* If you’re wondering why I didn’t write much about the Broncos-Chargers game, it’s because that was the snoozer of the weekend. San Diego made it interesting late, but for three-plus quarters, Denver was in full control. Overall, while I was entertained through much of the first three games, these matchups weren’t especially close with an average margin of victory of 12.3 points. Based on Brian Burke’s Excitement Index (hat tip to Derek Sarley of Iggles Blog), this was one of the least exciting divisional rounds in recent memory.
* Saints safety Rafael Bush put a big (illegal) hit on Percy Harvin Sunday. But did you notice the Saints’ sideline didn’t exactly seem disappointed in his actions?
Saints coach dapping up his safety for his illegal hit…. Not a good look! #NOvsSEA
— Emmanuel Acho (@thEMANacho) January 11, 2014
* During the regular season, I usually Tweeted out announcer assignments for the Eagles each Tuesday. The one pairing that got the most positive feedback was Kevin Burkhardt and John Lynch of FOX. Cool story here on Burkhardt’s rise to where he is now.
* What’s with the Chevrolet commercial that rips the son for wanting to play “computer games” instead of going camping? I’m not a big fan of either activity. But if I’m choosing between Madden (on my old Sega Genesis, of course) and fighting off bugs/sleeping in a tent, I’m taking the former. Go ahead, call me a Mary. I don’t mind.
* On that same topic, did you notice Earl Thomas bailing early when holding the kickoff so the ball wouldn’t blow off the tee in the Seattle wind? I used to hate being that guy in backyard football. I always thought my buddy was going to kick my finger right off my hand.

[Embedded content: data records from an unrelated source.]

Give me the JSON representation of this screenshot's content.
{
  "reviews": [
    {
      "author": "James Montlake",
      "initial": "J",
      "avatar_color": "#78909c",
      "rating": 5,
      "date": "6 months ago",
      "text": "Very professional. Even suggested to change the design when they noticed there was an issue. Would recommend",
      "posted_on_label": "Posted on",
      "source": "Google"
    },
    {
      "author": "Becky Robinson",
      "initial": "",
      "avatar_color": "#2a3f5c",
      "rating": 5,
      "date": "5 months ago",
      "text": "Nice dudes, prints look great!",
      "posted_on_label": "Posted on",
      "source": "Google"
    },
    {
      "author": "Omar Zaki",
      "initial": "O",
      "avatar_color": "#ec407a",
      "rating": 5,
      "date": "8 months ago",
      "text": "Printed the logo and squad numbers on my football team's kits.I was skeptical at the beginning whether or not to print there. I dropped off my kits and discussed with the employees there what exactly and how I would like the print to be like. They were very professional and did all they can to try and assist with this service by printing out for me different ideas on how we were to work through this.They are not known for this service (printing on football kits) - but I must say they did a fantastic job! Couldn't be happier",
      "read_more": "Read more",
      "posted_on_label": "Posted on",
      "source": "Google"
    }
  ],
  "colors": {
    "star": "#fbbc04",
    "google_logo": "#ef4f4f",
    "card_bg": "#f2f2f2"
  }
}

* And finally, we need to find some way to include drawn holding calls and forced intentional groundings in individual pass-rusher stats. Sacks and QB hits don’t tell the whole story. In the fourth quarter of the Saints-Seahawks game, defensive lineman Cliff Avril drew a holding call that took New Orleans from 2nd-and-4 to 2nd-and-14. It was a huge play, but he doesn’t get credit for it in the box score.